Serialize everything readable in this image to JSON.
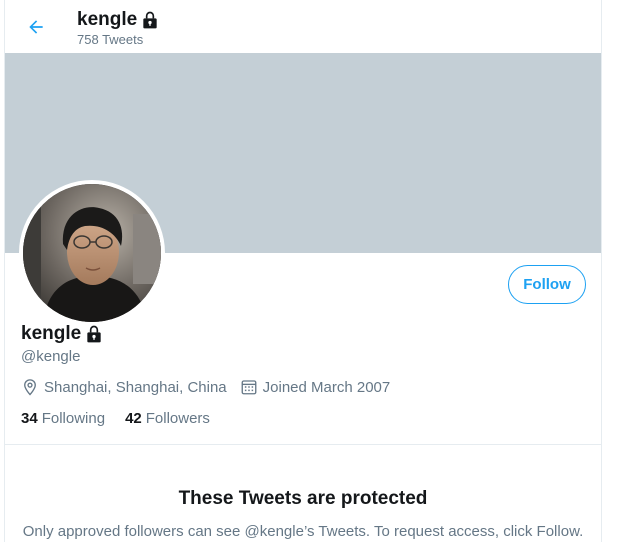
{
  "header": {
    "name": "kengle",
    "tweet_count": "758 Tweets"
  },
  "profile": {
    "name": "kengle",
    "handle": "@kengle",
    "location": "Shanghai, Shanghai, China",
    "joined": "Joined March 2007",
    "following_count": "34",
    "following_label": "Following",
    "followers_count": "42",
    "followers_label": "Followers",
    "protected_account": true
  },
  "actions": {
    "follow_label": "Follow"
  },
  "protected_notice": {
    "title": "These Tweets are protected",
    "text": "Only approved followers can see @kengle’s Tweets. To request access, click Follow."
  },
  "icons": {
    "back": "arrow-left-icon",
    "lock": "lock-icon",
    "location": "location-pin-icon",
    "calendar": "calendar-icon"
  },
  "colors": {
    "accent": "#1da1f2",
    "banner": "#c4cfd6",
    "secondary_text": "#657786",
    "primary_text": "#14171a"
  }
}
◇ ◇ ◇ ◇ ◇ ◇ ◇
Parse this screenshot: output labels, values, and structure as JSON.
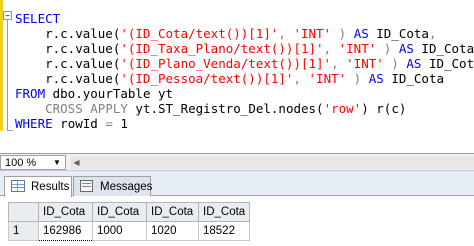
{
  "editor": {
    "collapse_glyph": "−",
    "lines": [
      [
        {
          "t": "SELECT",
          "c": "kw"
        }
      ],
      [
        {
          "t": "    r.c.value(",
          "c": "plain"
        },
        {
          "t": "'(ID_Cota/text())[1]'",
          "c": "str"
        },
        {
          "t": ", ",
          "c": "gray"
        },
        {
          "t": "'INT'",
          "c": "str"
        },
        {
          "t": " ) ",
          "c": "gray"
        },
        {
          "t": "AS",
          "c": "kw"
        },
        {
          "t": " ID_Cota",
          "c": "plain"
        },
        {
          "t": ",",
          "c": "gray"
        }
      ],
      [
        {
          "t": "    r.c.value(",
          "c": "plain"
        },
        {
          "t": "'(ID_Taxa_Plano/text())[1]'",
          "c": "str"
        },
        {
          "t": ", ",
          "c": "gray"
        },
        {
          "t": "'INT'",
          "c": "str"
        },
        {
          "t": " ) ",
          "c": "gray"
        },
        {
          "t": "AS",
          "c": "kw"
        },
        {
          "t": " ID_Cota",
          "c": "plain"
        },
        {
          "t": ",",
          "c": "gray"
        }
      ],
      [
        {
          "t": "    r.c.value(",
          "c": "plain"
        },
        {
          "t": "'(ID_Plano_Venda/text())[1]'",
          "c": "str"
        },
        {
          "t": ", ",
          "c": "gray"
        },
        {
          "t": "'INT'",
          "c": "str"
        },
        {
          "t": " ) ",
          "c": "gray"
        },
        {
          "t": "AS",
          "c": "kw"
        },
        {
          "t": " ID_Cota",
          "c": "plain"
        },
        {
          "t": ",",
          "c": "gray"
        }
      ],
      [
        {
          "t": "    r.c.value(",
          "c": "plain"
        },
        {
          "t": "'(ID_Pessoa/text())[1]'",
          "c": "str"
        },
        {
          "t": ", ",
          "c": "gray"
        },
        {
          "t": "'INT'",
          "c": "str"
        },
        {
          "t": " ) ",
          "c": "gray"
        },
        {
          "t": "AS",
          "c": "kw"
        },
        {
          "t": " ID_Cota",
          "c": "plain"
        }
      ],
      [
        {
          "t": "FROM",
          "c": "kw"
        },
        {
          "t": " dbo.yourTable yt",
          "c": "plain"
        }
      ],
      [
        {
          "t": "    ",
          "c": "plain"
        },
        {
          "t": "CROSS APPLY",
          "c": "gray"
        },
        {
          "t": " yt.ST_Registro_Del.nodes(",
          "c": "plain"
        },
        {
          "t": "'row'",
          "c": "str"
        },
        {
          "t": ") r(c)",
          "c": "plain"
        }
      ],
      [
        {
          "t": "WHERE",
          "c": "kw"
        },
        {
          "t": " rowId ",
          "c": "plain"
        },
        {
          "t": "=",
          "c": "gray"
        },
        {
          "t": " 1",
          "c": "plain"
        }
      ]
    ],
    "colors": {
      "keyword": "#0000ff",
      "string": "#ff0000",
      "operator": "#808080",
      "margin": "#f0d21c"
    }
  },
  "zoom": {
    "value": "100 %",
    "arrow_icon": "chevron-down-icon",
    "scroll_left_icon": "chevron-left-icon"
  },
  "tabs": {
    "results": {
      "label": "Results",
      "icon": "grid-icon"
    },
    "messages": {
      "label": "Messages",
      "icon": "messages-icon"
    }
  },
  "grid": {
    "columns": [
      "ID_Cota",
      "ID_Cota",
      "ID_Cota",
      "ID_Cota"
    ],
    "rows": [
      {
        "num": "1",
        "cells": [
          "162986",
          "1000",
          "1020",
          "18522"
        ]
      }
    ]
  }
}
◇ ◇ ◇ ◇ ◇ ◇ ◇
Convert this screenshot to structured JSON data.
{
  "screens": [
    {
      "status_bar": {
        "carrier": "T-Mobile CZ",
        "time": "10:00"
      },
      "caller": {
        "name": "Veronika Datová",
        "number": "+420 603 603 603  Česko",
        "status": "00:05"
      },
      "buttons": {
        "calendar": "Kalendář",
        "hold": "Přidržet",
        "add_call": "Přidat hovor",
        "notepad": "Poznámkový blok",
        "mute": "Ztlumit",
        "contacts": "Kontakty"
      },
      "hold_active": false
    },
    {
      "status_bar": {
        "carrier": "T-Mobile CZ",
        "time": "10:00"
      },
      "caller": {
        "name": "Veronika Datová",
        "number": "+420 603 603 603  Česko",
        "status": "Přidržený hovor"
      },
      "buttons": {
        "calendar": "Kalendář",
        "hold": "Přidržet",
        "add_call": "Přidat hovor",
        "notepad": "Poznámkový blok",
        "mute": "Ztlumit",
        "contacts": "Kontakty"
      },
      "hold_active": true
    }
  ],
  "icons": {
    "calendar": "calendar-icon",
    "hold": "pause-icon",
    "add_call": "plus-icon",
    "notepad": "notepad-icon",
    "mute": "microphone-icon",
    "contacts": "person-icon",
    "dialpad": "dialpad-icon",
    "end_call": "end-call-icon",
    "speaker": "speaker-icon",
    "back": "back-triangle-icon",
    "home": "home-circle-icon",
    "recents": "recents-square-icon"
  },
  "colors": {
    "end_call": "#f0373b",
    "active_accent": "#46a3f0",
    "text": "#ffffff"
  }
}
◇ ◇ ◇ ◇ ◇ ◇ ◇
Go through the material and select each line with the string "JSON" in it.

> Result:
Serialize everything readable in this image to JSON.
Parse this screenshot: output labels, values, and structure as JSON.
Convert this screenshot to structured JSON data.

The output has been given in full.